In 1965 the municipal borough was abolished by the London Government Act 1963 and its former area transferred to Greater London from Kent. Its former area was combined with that of other districts to form the present-day London Borough of Bexley; the borough council was controlled by independents. In 1945 the Labour Party gained a majority; the Conservative Party took control in 1950, which they held until 1958. The size of the council had been increased to 24 councillors and 8 aldermen in 1954, in 1958 the council was evenly divided between Labour and Conservatives; the Conservatives regained control in 1959, holding it until 1963. At the final election before the borough's abolition in 1965, Labour took control.

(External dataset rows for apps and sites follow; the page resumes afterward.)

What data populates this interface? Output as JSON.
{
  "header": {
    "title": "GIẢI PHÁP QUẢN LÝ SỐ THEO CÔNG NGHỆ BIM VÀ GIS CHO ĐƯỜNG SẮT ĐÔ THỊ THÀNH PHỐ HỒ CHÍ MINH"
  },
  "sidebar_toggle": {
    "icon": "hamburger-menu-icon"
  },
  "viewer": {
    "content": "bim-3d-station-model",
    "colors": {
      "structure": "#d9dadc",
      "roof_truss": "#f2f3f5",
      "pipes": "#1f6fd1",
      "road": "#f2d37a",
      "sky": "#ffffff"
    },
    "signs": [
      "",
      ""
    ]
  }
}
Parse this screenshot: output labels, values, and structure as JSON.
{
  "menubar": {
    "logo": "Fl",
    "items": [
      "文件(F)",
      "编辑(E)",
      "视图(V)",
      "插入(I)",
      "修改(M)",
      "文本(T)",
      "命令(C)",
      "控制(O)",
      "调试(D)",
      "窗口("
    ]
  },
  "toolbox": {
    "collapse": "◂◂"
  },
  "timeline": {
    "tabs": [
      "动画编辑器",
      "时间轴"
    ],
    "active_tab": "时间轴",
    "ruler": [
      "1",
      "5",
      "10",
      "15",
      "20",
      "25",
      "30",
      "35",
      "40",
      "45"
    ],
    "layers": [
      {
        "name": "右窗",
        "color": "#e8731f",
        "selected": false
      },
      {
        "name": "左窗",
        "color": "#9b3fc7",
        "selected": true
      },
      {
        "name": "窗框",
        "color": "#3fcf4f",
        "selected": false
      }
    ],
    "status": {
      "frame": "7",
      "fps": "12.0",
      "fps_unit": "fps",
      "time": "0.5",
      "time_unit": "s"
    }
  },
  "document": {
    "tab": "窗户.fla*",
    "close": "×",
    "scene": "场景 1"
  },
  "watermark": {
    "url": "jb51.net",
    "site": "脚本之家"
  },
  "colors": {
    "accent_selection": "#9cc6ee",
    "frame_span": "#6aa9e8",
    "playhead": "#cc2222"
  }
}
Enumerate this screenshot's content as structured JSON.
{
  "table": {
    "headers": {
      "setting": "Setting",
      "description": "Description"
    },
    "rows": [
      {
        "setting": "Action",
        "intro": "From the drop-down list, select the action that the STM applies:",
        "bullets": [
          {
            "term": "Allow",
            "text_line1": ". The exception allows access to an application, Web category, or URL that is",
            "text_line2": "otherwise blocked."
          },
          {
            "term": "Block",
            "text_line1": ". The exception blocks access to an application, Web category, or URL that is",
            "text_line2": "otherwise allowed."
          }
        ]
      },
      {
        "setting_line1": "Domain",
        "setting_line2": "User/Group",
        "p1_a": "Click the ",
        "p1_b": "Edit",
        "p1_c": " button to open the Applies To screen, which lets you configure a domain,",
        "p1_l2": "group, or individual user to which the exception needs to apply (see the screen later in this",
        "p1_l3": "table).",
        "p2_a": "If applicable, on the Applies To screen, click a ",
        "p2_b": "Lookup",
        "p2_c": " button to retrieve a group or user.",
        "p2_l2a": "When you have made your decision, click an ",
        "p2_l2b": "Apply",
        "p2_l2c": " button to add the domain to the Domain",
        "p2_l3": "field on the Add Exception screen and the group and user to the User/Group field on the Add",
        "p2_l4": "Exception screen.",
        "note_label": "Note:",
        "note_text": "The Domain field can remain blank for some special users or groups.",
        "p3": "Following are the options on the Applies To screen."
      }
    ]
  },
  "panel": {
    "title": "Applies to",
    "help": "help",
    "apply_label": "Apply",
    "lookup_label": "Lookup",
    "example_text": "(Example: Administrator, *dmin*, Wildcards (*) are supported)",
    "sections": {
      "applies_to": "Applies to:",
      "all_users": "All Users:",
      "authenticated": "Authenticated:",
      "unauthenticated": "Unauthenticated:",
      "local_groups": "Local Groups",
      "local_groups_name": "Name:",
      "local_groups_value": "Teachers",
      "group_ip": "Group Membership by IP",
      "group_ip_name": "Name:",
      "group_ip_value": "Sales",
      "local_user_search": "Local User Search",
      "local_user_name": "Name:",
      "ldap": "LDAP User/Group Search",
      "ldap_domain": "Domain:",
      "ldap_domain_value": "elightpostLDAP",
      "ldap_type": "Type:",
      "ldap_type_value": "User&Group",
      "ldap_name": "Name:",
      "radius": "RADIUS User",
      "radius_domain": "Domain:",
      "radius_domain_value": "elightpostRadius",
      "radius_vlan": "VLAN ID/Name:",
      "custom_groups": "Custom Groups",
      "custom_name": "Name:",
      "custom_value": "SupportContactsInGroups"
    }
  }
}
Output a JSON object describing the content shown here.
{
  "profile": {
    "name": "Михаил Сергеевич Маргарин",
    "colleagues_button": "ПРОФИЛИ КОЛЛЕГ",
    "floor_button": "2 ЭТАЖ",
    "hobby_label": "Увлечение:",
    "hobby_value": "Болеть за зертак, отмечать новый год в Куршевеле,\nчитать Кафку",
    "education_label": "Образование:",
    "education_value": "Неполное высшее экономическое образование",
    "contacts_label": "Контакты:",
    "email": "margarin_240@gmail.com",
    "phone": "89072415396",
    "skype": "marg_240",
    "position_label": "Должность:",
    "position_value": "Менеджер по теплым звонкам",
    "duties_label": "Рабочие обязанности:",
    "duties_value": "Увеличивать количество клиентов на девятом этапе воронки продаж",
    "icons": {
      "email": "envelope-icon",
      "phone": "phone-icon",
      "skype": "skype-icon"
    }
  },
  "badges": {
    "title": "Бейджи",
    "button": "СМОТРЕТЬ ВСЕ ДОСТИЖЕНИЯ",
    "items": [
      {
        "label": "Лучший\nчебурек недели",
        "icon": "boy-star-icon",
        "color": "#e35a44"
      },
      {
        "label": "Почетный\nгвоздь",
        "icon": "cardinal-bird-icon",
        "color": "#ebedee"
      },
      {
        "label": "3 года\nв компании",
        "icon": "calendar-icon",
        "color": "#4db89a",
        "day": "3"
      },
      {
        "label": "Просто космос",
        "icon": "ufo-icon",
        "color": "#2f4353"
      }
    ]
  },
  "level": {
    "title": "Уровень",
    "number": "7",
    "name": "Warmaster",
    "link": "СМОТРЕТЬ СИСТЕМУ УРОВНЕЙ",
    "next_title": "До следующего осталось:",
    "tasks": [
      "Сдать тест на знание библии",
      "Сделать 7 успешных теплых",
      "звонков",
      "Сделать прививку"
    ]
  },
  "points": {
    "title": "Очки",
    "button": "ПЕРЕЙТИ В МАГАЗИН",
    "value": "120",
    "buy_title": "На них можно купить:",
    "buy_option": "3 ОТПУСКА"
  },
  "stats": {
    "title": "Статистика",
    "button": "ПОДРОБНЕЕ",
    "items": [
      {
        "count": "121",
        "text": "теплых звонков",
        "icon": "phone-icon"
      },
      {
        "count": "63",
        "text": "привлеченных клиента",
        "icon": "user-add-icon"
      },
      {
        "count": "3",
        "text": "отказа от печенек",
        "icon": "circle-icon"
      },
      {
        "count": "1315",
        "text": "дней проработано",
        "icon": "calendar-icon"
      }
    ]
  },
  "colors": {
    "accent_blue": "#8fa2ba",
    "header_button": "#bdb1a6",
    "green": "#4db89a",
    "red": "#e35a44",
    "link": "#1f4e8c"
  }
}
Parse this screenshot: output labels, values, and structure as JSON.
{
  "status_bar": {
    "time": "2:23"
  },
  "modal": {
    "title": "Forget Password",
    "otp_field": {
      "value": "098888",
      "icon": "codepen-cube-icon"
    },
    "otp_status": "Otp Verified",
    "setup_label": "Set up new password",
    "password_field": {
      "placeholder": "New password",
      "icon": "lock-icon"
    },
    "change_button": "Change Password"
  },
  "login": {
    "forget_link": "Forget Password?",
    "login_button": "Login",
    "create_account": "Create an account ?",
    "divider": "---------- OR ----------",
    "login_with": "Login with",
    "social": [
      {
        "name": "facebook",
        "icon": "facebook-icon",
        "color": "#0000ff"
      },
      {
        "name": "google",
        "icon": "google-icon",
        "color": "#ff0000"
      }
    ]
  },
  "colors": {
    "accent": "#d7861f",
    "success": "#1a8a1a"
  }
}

A coat of arms was inherited by the borough; the blazon was as follows: Per fesse vert and Or a fesse wavy barry wavy of four argent and azure in chief an eagle displayed between two apples leaved and slipped of the second and in base an oak tree eradicated proper. Crest: Upon heather proper within a coronet of four fleur-de-lis set upon a rim Or a horse forcene argent.
The green and gold colouring of the arms represented the cornfields and grasslands which covered the area before the town grew up. The oak tree continued this theme, depicted the town's parks; the blue and silver waves or "becks" referred to the name "Bexley". Gold apples stood for traditional fruit-growing and the eagle came from the arms of Nicholas Vansittart, 1st Baron Bexley, one time chancellor of the exchequer; the crown was included in the crest as the arms were granted in the year of the coronation of King George VI and Queen Elizabeth. The crest was the white horse of Kent on a mound of heather for former heath lands of Bexleyheath; the Latin motto was Non Nobis Sed Communitati or "Not for ourselves but for the community". Local Government Act 1888 Local Government Act 1894 London Government Act 1963 A Vision of Britain - Bexley MB
Elena Carter Richardson was an American ballerina and dance instructor. Born and raised in Mexico City, she trained at the Academia de Ballet de Coyoacán, going on to be a principal dancer at Compania Nacional de Danza, with Ballet Classico 70. Richardson joined Dance Theatre of Harlem and toured the world as a principal before taking time off to have children in 1982, she moved to Portland and became a principal in Pacific Ballet Theatre and Oregon Ballet Theatre as well as a faculty member in the Performing Arts Program at Jefferson High School and at Da Vinci Arts Middle School. Richardson was diagnosed with cancer in 2000 and succumbed to the disease in 2006. Elena Carter Richardson obituary